Tim Te Maro and Elliott Parker – classmates at Fox Glacier High School for the Magically Adept – have never gotten along. But when they both get dumped the day before the big egg-baby assignment, they reluctantly decide to ditch their exes and work together. When the two boys start to bond over their magically enchanted egg-baby, they realize that beneath their animosity is something like friendship … or physical attraction.
Soon, a no-strings-attached hook-up seems like a good idea. Just for the duration of the assignment. After all, they don’t have feelings for each other … so what could possibly go wrong?
From debut Kiwi author H.S. Valley, the latest winner of the Ampersand Prize, comes this gleefully addictive romantic comedy that’s perfect for fans of Rainbow Rowell and David Levithan. In a word – it’s magic.
A bright and fun fat-positive YA novel about learning how to express yourself when what has always defined you is no longer an option. Perfect for fans of Julie Murphy and Emma Lord.
Bridget Bloom’s out-of-this-world voice is the perfect fit for center stage. When Bridget’s admitted to Richard James Academy, a college prep boarding school with a prestigious music program—where heartthrob Duke Ericson attends—all her dreams are on track to come true: leave the hometown where she’s never belonged, fall in love, and launch her Broadway career.
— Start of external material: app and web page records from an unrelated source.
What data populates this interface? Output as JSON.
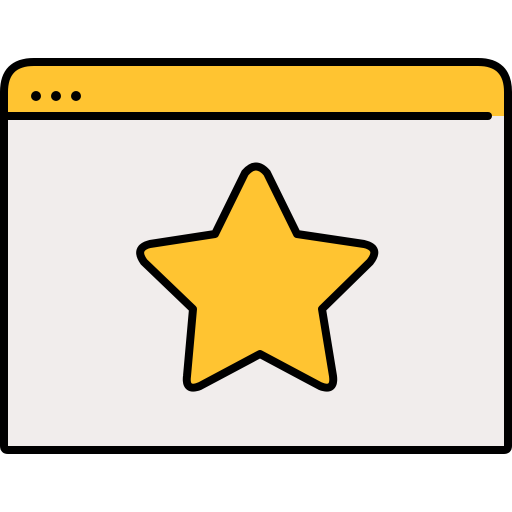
{
  "icon": {
    "name": "browser-window-star-icon",
    "colors": {
      "outline": "#000000",
      "title_bar": "#FFC431",
      "body": "#F1EDEC",
      "star": "#FFC431",
      "dots": "#000000"
    },
    "title_bar_dots": 3
  }
}
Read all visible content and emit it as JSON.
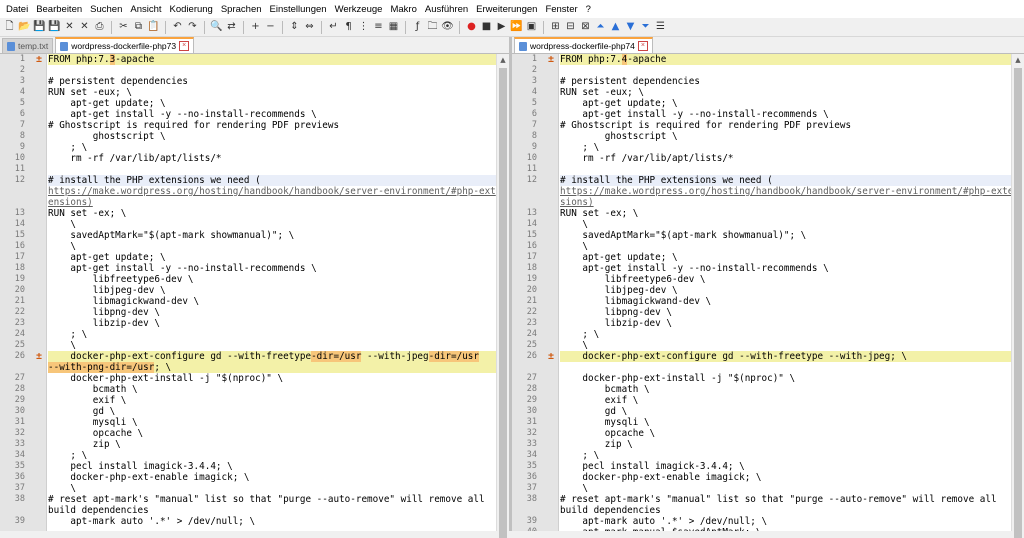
{
  "menu": [
    "Datei",
    "Bearbeiten",
    "Suchen",
    "Ansicht",
    "Kodierung",
    "Sprachen",
    "Einstellungen",
    "Werkzeuge",
    "Makro",
    "Ausführen",
    "Erweiterungen",
    "Fenster",
    "?"
  ],
  "toolbar_icons": [
    "new-file-icon",
    "open-file-icon",
    "save-icon",
    "save-all-icon",
    "close-icon",
    "close-all-icon",
    "print-icon",
    "cut-icon",
    "copy-icon",
    "paste-icon",
    "undo-icon",
    "redo-icon",
    "find-icon",
    "replace-icon",
    "zoom-in-icon",
    "zoom-out-icon",
    "sync-vertical-icon",
    "sync-horizontal-icon",
    "word-wrap-icon",
    "all-characters-icon",
    "indent-guide-icon",
    "lang-icon",
    "doc-map-icon",
    "function-list-icon",
    "folder-workspace-icon",
    "monitoring-icon",
    "record-macro-icon",
    "stop-record-icon",
    "play-macro-icon",
    "run-macro-multiple-icon",
    "save-macro-icon",
    "compare-icon",
    "compare-settings-icon",
    "clear-compare-icon",
    "first-diff-icon",
    "prev-diff-icon",
    "next-diff-icon",
    "last-diff-icon",
    "nav-bar-icon"
  ],
  "left": {
    "tabs": [
      {
        "label": "temp.txt",
        "active": false
      },
      {
        "label": "wordpress-dockerfile-php73",
        "active": true
      }
    ],
    "lines": [
      {
        "n": "1",
        "code": "FROM php:7.3-apache",
        "style": "hl",
        "mark": "+"
      },
      {
        "n": "2",
        "code": ""
      },
      {
        "n": "3",
        "code": "# persistent dependencies"
      },
      {
        "n": "4",
        "code": "RUN set -eux; \\"
      },
      {
        "n": "5",
        "code": "    apt-get update; \\"
      },
      {
        "n": "6",
        "code": "    apt-get install -y --no-install-recommends \\"
      },
      {
        "n": "7",
        "code": "# Ghostscript is required for rendering PDF previews"
      },
      {
        "n": "8",
        "code": "        ghostscript \\"
      },
      {
        "n": "9",
        "code": "    ; \\"
      },
      {
        "n": "10",
        "code": "    rm -rf /var/lib/apt/lists/*"
      },
      {
        "n": "11",
        "code": ""
      },
      {
        "n": "12",
        "code": "# install the PHP extensions we need (",
        "style": "sel"
      },
      {
        "n": "",
        "code": "https://make.wordpress.org/hosting/handbook/handbook/server-environment/#php-ext",
        "link": true
      },
      {
        "n": "",
        "code": "ensions)",
        "link": true
      },
      {
        "n": "13",
        "code": "RUN set -ex; \\"
      },
      {
        "n": "14",
        "code": "    \\"
      },
      {
        "n": "15",
        "code": "    savedAptMark=\"$(apt-mark showmanual)\"; \\"
      },
      {
        "n": "16",
        "code": "    \\"
      },
      {
        "n": "17",
        "code": "    apt-get update; \\"
      },
      {
        "n": "18",
        "code": "    apt-get install -y --no-install-recommends \\"
      },
      {
        "n": "19",
        "code": "        libfreetype6-dev \\"
      },
      {
        "n": "20",
        "code": "        libjpeg-dev \\"
      },
      {
        "n": "21",
        "code": "        libmagickwand-dev \\"
      },
      {
        "n": "22",
        "code": "        libpng-dev \\"
      },
      {
        "n": "23",
        "code": "        libzip-dev \\"
      },
      {
        "n": "24",
        "code": "    ; \\"
      },
      {
        "n": "25",
        "code": "    \\"
      },
      {
        "n": "26",
        "code": "    docker-php-ext-configure gd --with-freetype-dir=/usr --with-jpeg-dir=/usr",
        "style": "hl",
        "mark": "+"
      },
      {
        "n": "",
        "code": "--with-png-dir=/usr; \\",
        "style": "hl"
      },
      {
        "n": "27",
        "code": "    docker-php-ext-install -j \"$(nproc)\" \\"
      },
      {
        "n": "28",
        "code": "        bcmath \\"
      },
      {
        "n": "29",
        "code": "        exif \\"
      },
      {
        "n": "30",
        "code": "        gd \\"
      },
      {
        "n": "31",
        "code": "        mysqli \\"
      },
      {
        "n": "32",
        "code": "        opcache \\"
      },
      {
        "n": "33",
        "code": "        zip \\"
      },
      {
        "n": "34",
        "code": "    ; \\"
      },
      {
        "n": "35",
        "code": "    pecl install imagick-3.4.4; \\"
      },
      {
        "n": "36",
        "code": "    docker-php-ext-enable imagick; \\"
      },
      {
        "n": "37",
        "code": "    \\"
      },
      {
        "n": "38",
        "code": "# reset apt-mark's \"manual\" list so that \"purge --auto-remove\" will remove all"
      },
      {
        "n": "",
        "code": "build dependencies"
      },
      {
        "n": "39",
        "code": "    apt-mark auto '.*' > /dev/null; \\"
      }
    ]
  },
  "right": {
    "tabs": [
      {
        "label": "wordpress-dockerfile-php74",
        "active": true
      }
    ],
    "lines": [
      {
        "n": "1",
        "code": "FROM php:7.4-apache",
        "style": "hl",
        "mark": "+"
      },
      {
        "n": "2",
        "code": ""
      },
      {
        "n": "3",
        "code": "# persistent dependencies"
      },
      {
        "n": "4",
        "code": "RUN set -eux; \\"
      },
      {
        "n": "5",
        "code": "    apt-get update; \\"
      },
      {
        "n": "6",
        "code": "    apt-get install -y --no-install-recommends \\"
      },
      {
        "n": "7",
        "code": "# Ghostscript is required for rendering PDF previews"
      },
      {
        "n": "8",
        "code": "        ghostscript \\"
      },
      {
        "n": "9",
        "code": "    ; \\"
      },
      {
        "n": "10",
        "code": "    rm -rf /var/lib/apt/lists/*"
      },
      {
        "n": "11",
        "code": ""
      },
      {
        "n": "12",
        "code": "# install the PHP extensions we need (",
        "style": "sel"
      },
      {
        "n": "",
        "code": "https://make.wordpress.org/hosting/handbook/handbook/server-environment/#php-exten",
        "link": true
      },
      {
        "n": "",
        "code": "sions)",
        "link": true
      },
      {
        "n": "13",
        "code": "RUN set -ex; \\"
      },
      {
        "n": "14",
        "code": "    \\"
      },
      {
        "n": "15",
        "code": "    savedAptMark=\"$(apt-mark showmanual)\"; \\"
      },
      {
        "n": "16",
        "code": "    \\"
      },
      {
        "n": "17",
        "code": "    apt-get update; \\"
      },
      {
        "n": "18",
        "code": "    apt-get install -y --no-install-recommends \\"
      },
      {
        "n": "19",
        "code": "        libfreetype6-dev \\"
      },
      {
        "n": "20",
        "code": "        libjpeg-dev \\"
      },
      {
        "n": "21",
        "code": "        libmagickwand-dev \\"
      },
      {
        "n": "22",
        "code": "        libpng-dev \\"
      },
      {
        "n": "23",
        "code": "        libzip-dev \\"
      },
      {
        "n": "24",
        "code": "    ; \\"
      },
      {
        "n": "25",
        "code": "    \\"
      },
      {
        "n": "26",
        "code": "    docker-php-ext-configure gd --with-freetype --with-jpeg; \\",
        "style": "hl",
        "mark": "+"
      },
      {
        "n": "",
        "code": "",
        "style": "blank"
      },
      {
        "n": "27",
        "code": "    docker-php-ext-install -j \"$(nproc)\" \\"
      },
      {
        "n": "28",
        "code": "        bcmath \\"
      },
      {
        "n": "29",
        "code": "        exif \\"
      },
      {
        "n": "30",
        "code": "        gd \\"
      },
      {
        "n": "31",
        "code": "        mysqli \\"
      },
      {
        "n": "32",
        "code": "        opcache \\"
      },
      {
        "n": "33",
        "code": "        zip \\"
      },
      {
        "n": "34",
        "code": "    ; \\"
      },
      {
        "n": "35",
        "code": "    pecl install imagick-3.4.4; \\"
      },
      {
        "n": "36",
        "code": "    docker-php-ext-enable imagick; \\"
      },
      {
        "n": "37",
        "code": "    \\"
      },
      {
        "n": "38",
        "code": "# reset apt-mark's \"manual\" list so that \"purge --auto-remove\" will remove all"
      },
      {
        "n": "",
        "code": "build dependencies"
      },
      {
        "n": "39",
        "code": "    apt-mark auto '.*' > /dev/null; \\"
      },
      {
        "n": "40",
        "code": "    apt-mark manual $savedAptMark; \\"
      }
    ]
  },
  "colors": {
    "diff_highlight": "#f3f1a8",
    "diff_char": "#f7c67a",
    "tab_accent": "#f9a33f",
    "change_marker": "#d05a10"
  }
}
But upon arriving at the academy, she learns that due to her low music theory scores, she’s not eligible to perform or earn the sponsorship she needs to afford the tuition. Worst of all, Dean of Students Octavia Lawless, the one person with the power to reverse the decision, challenges her to work on her humility . . . by not singing at all.
Without her voice, Bridget will have to get out of her comfort zone and find a new way to shine. Good thing she is unstoppable!
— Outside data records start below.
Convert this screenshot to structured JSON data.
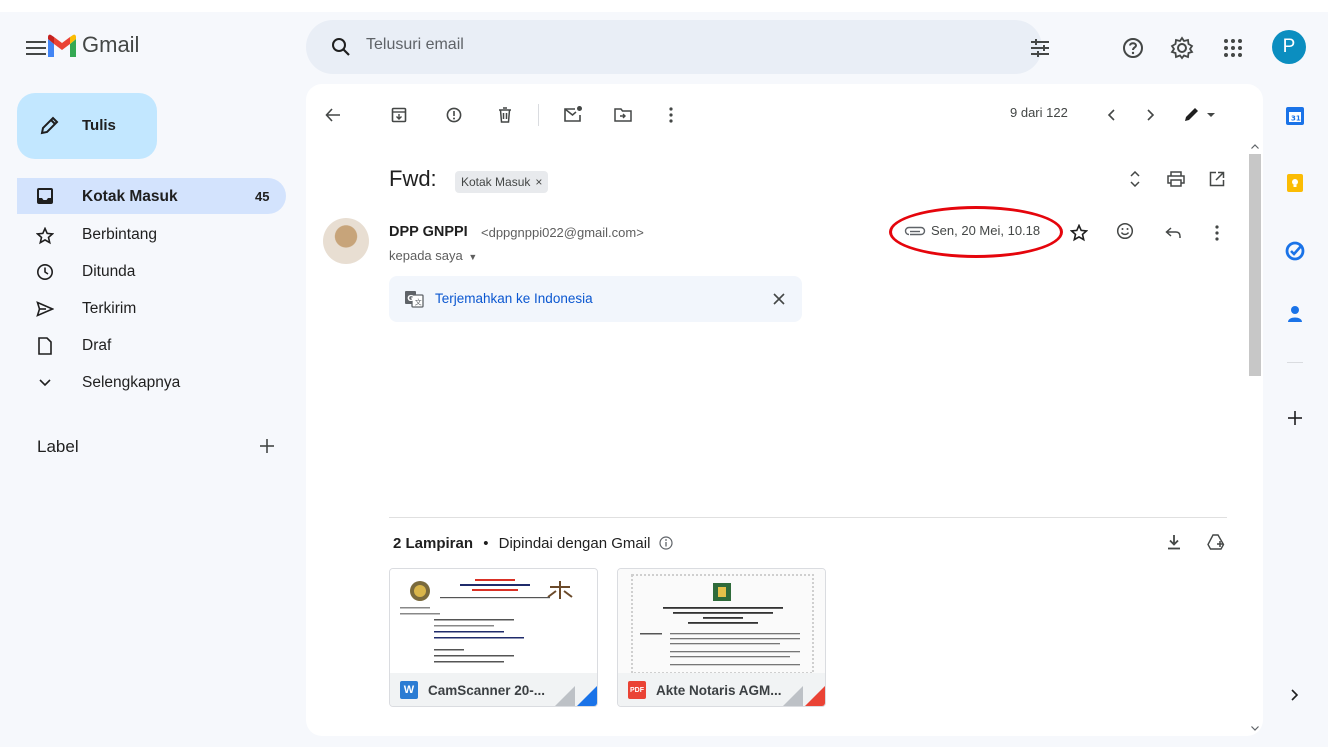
{
  "header": {
    "app_name": "Gmail",
    "search_placeholder": "Telusuri email",
    "avatar_initial": "P"
  },
  "sidebar": {
    "compose_label": "Tulis",
    "items": [
      {
        "label": "Kotak Masuk",
        "count": "45"
      },
      {
        "label": "Berbintang"
      },
      {
        "label": "Ditunda"
      },
      {
        "label": "Terkirim"
      },
      {
        "label": "Draf"
      },
      {
        "label": "Selengkapnya"
      }
    ],
    "labels_heading": "Label"
  },
  "toolbar": {
    "position": "9 dari 122"
  },
  "email": {
    "subject": "Fwd:",
    "chip": "Kotak Masuk",
    "chip_close": "×",
    "sender_name": "DPP GNPPI",
    "sender_email": "<dppgnppi022@gmail.com>",
    "recipient": "kepada saya",
    "date": "Sen, 20 Mei, 10.18",
    "translate_label": "Terjemahkan ke Indonesia"
  },
  "attachments": {
    "count_label": "2 Lampiran",
    "scan_label": "Dipindai dengan Gmail",
    "files": [
      {
        "name": "CamScanner 20-...",
        "badge": "W",
        "badge_color": "#2b7cd3",
        "corner_color": "#1a73e8"
      },
      {
        "name": "Akte Notaris AGM...",
        "badge": "PDF",
        "badge_color": "#ea4335",
        "corner_color": "#ea4335"
      }
    ]
  },
  "colors": {
    "accent": "#0b57d0",
    "compose_bg": "#c2e7ff",
    "active_nav_bg": "#d3e3fd",
    "annotation_red": "#e5050c"
  }
}
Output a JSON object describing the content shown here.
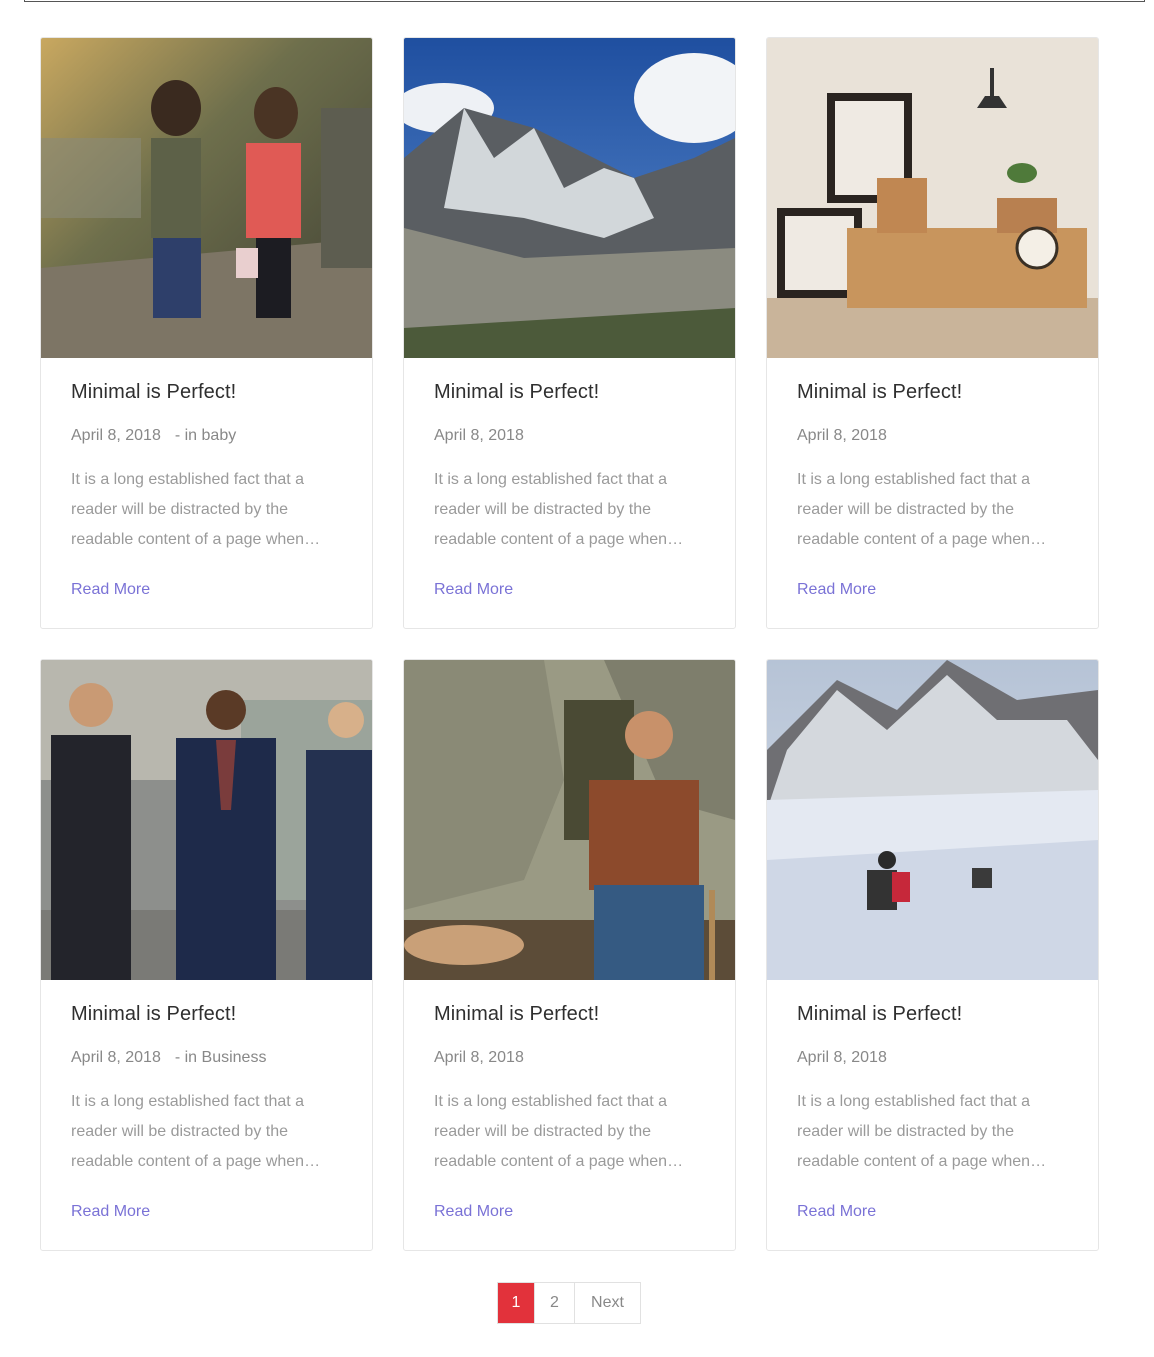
{
  "posts": [
    {
      "title": "Minimal is Perfect!",
      "date": "April 8, 2018",
      "category_prefix": "- in",
      "category": "baby",
      "excerpt": "It is a long established fact that a reader will be distracted by the readable content of a page when…",
      "read_more": "Read More",
      "image": "children-walking-photo"
    },
    {
      "title": "Minimal is Perfect!",
      "date": "April 8, 2018",
      "category_prefix": "",
      "category": "",
      "excerpt": "It is a long established fact that a reader will be distracted by the readable content of a page when…",
      "read_more": "Read More",
      "image": "mountain-valley-photo"
    },
    {
      "title": "Minimal is Perfect!",
      "date": "April 8, 2018",
      "category_prefix": "",
      "category": "",
      "excerpt": "It is a long established fact that a reader will be distracted by the readable content of a page when…",
      "read_more": "Read More",
      "image": "moving-boxes-room-photo"
    },
    {
      "title": "Minimal is Perfect!",
      "date": "April 8, 2018",
      "category_prefix": "- in",
      "category": "Business",
      "excerpt": "It is a long established fact that a reader will be distracted by the readable content of a page when…",
      "read_more": "Read More",
      "image": "businessmen-walking-photo"
    },
    {
      "title": "Minimal is Perfect!",
      "date": "April 8, 2018",
      "category_prefix": "",
      "category": "",
      "excerpt": "It is a long established fact that a reader will be distracted by the readable content of a page when…",
      "read_more": "Read More",
      "image": "hiker-backpack-photo"
    },
    {
      "title": "Minimal is Perfect!",
      "date": "April 8, 2018",
      "category_prefix": "",
      "category": "",
      "excerpt": "It is a long established fact that a reader will be distracted by the readable content of a page when…",
      "read_more": "Read More",
      "image": "snow-climbers-photo"
    }
  ],
  "pagination": {
    "pages": [
      "1",
      "2"
    ],
    "current": "1",
    "next_label": "Next"
  },
  "colors": {
    "accent": "#7a72d6",
    "active_page": "#e2323b",
    "title": "#2f2f2f",
    "meta": "#888888"
  }
}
Wren Martin Ruins It All by Amanda DeWitt (Fall 2023, no cover yet)
Now that Wren Martin is student council president (on a technicality, but hey, it counts) he’s got it all figured out. His first order of business: abolish his school’s annual Valentine’s Day Dance, a drain on the school’s resources and general social nightmare—especially when you’re asexual. His greatest opponent: Leo Reyes, vice president and all-around annoyingly perfect student, who has a solution to Wren’s problem with the budget. A sponsorship from Lovr, the anonymous dating app that’s swept the nation. The theme: 21st Century Masquerade. Suddenly, Wren’s plan for a dance-less senior year has turned into heading the biggest dance Rapture High has ever seen. He’s even secretly signed up for the app, just to start a list of grievances for the student council advisor.
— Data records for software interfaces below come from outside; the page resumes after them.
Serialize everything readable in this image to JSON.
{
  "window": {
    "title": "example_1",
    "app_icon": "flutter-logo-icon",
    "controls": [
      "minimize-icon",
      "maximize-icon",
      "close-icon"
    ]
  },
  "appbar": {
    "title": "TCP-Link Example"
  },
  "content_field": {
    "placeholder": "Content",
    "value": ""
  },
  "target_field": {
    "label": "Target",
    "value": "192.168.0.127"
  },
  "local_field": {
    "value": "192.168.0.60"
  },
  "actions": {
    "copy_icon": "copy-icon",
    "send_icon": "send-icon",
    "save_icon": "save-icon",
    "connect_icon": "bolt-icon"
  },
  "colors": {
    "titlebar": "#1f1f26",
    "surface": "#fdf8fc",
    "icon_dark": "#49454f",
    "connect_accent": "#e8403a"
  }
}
When Wren accidentally starts up a conversation with one of his matches, who was forced to join the app by meddling friends, he realizes that things might be getting a little out of his control. He never meant to like his anonymous match, nicknamed Lovr Boy, and he certainly didn’t mean to develop a crush on him. Wren decided a long time ago that dating while asexual wasn’t worth the hassle, but the anonimity of the app has made things more complicated, not less, when it gives him permission to start catching feelings he always avoided before. The Valentine’s Day Dance is rapidly approaching, and Wren isn’t sure what will kill him first: the dance, his love life, or the growing realization that Leo’s perfect life might not be so perfect after all.